The link between the crisis of the nomenclature and the Russian-Turkish gas pipeline, which may cross FYROM, is far from reality. The pipeline, whose construction is still not 100% sure, does not have to stop for FYROM to join NATO. Washington can use its influence in the region to stop it, as was shown by recent statements by Tillerson that “the US will not allow the pipeline to pass through Ukraine.” Greece, as a member of NATO, can prevent it as well as Bulgaria. Therefore, there is no question of a pipeline in the talks on the name of Macedonia.
The Turkish role
The conspiratorial atmosphere is staggered every time there is a crisis in Greece and always connected with Turkey, it should be analyzed in a simple way. First, the conditions prevailing in Turkey keep it busy with other crises. The entire Turkish administration has focused on the recent operation launched against the Kurdish militias of Afrin in northwest Syria.
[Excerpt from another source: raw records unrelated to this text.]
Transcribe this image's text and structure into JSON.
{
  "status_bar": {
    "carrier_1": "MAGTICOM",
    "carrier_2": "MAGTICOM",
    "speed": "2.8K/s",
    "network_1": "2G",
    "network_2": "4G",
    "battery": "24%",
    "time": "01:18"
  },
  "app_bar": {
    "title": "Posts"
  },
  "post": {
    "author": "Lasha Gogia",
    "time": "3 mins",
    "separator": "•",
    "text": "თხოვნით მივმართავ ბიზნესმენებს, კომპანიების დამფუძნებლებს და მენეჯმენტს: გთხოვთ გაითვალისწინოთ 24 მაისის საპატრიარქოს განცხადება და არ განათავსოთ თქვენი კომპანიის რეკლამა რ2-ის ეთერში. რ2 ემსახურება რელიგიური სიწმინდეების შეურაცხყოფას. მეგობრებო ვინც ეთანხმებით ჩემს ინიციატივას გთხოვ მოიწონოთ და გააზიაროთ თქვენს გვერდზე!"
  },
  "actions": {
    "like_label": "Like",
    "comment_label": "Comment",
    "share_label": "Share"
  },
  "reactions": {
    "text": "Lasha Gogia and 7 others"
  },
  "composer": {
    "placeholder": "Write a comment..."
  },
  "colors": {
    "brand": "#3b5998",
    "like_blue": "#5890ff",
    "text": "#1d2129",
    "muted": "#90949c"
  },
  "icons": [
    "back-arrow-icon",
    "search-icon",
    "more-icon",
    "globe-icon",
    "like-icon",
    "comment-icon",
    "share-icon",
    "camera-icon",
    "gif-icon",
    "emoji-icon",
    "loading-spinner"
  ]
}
It is also known that Turkey has little influence on the FYROM government and that relations between the two countries are limited to the commercial sector rather than to the political or military. Therefore, Turkey has no involvement in this particular crisis.
The visit by the Israeli President to Athens earlier this week seems to me to be linked to one aspect of FYROM’s accession talks with NATO. Israel has good relations with the government of FYROM and Israeli lobby has a high degree of influence on political decisions there. However, it is important to stress that the issue of FYROM’s abandonment of Macedonian historical name is not in the hands of the Greek government, whose representatives should be well aware that the issue will be resolved and that Alexander’s name will remain always inscribed in the history of Macedonia, as well as its Greekness.
Greeks have a high level of awareness and understanding of the importance of ancient history, as well as the tricks of Greek politicians on all sides to cover their failures at all levels. Greece will not surrender to those who need to fill some gaps in their history.